| What the task asks |
For the entries below, report the number of lines where the string "JSON" appears, and only that number.
____ Dataset records
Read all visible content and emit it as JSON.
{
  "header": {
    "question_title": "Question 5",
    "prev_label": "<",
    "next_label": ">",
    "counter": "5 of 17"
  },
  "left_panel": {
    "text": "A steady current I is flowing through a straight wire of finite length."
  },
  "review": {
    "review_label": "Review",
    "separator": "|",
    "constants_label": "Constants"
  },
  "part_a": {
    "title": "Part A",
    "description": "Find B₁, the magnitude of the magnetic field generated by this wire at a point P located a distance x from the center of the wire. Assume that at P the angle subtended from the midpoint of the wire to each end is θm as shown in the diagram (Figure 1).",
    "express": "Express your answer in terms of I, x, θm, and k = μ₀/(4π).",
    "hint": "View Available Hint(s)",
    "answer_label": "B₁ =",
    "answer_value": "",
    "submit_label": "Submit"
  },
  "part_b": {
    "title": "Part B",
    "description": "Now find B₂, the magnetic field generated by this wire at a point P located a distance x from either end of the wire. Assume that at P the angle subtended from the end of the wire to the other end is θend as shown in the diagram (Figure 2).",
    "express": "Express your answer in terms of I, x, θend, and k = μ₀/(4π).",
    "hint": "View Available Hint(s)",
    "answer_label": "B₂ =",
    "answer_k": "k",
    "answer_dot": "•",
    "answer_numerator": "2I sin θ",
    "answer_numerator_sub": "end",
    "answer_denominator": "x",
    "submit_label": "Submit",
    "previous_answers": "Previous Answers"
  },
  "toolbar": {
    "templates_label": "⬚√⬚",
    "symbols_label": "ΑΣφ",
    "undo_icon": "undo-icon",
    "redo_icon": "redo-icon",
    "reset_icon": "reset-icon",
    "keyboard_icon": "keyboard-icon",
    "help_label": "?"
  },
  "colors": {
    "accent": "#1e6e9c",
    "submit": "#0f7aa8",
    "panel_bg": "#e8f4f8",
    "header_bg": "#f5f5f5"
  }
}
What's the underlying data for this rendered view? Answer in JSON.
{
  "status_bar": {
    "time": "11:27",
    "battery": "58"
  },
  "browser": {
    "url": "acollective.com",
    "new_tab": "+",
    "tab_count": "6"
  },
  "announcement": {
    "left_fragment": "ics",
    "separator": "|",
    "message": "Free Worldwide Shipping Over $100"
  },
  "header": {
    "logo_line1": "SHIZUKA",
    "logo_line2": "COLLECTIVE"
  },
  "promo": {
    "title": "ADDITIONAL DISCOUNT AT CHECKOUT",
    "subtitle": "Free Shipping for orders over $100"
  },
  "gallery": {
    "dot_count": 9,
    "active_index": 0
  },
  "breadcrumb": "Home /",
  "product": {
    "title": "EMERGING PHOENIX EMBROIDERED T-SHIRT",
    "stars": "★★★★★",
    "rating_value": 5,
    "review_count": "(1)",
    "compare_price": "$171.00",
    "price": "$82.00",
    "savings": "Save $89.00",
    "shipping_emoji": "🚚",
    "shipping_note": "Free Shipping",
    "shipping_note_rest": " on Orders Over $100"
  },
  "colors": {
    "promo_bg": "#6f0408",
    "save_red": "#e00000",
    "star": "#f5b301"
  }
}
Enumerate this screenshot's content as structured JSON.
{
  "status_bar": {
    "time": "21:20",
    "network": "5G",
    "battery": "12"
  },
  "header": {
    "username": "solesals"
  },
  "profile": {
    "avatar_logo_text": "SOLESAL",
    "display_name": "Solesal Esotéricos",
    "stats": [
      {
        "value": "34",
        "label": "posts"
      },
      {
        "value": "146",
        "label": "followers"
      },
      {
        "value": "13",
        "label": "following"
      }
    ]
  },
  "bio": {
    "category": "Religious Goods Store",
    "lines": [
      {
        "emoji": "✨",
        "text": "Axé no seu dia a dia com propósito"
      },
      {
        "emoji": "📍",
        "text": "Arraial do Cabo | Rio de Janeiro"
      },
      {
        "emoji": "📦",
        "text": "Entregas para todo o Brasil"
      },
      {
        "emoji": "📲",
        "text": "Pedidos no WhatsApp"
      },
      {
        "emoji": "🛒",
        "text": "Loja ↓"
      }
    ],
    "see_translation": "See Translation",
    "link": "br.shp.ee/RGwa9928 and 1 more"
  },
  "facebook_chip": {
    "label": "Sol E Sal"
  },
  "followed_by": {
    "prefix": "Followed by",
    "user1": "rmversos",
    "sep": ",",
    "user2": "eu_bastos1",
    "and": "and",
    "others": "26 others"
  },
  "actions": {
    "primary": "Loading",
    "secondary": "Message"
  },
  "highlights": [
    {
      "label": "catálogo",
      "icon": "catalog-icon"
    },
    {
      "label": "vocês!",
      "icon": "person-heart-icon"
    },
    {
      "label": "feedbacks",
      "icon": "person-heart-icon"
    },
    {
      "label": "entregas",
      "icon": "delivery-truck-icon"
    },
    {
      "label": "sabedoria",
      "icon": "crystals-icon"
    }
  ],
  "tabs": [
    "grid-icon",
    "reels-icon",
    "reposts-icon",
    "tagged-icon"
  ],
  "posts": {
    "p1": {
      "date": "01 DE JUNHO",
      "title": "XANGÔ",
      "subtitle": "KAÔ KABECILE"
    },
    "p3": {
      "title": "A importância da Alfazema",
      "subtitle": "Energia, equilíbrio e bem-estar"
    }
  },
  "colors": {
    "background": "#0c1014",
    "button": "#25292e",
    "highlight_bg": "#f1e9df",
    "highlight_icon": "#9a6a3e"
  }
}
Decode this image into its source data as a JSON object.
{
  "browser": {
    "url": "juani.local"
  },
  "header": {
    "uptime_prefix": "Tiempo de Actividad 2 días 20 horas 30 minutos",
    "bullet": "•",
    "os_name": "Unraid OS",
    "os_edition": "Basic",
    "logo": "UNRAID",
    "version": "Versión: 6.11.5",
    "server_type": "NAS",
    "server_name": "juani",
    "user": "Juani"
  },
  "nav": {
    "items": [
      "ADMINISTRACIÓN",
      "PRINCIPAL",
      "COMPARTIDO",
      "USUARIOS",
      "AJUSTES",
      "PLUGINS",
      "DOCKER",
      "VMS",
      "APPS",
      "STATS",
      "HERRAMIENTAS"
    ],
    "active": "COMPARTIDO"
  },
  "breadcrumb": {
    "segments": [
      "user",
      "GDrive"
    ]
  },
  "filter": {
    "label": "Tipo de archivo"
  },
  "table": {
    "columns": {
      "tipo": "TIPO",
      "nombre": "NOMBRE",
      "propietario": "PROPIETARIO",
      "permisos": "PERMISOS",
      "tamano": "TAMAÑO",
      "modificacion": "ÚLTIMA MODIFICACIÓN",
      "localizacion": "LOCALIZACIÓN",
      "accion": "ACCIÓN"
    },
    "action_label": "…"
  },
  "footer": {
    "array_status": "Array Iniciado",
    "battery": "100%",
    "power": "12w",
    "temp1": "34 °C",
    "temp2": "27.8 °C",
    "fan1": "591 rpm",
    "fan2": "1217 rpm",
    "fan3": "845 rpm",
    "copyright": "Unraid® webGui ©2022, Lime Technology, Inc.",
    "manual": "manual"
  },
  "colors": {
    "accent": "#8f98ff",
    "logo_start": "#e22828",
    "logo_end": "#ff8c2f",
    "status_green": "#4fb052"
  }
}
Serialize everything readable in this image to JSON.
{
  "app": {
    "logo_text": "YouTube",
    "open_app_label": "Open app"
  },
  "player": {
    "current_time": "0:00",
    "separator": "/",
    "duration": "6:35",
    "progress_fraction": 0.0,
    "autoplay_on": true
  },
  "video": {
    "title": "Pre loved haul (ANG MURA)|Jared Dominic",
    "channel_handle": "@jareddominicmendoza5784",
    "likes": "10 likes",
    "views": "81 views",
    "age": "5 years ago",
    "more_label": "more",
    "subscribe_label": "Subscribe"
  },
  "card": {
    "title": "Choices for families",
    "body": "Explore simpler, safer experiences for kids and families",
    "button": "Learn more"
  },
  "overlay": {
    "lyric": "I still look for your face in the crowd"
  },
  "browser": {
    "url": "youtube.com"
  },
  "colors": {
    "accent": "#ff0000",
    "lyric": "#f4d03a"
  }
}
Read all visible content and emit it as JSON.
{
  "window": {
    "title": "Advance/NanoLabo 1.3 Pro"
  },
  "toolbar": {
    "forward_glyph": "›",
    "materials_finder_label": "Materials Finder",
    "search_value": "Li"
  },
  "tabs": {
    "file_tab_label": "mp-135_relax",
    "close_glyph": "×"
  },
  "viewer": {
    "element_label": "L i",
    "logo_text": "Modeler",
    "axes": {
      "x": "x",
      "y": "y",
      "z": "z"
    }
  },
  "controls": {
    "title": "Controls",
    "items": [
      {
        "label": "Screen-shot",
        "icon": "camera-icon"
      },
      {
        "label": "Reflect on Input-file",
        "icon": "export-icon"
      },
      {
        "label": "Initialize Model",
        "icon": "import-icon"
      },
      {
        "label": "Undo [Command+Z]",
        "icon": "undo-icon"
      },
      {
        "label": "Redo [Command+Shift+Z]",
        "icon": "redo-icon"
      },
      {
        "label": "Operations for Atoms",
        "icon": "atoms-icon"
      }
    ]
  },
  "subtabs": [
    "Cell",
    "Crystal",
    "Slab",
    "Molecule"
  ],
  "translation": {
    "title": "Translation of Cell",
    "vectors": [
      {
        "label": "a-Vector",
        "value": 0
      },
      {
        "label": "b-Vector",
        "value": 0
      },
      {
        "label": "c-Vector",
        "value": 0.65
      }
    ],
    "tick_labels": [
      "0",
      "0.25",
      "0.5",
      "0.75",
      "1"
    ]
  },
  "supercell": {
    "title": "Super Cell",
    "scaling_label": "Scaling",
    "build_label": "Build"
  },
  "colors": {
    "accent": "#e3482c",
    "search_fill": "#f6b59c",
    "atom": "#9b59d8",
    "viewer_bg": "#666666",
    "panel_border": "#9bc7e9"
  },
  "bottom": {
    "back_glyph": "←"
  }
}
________
| Exercise response |
6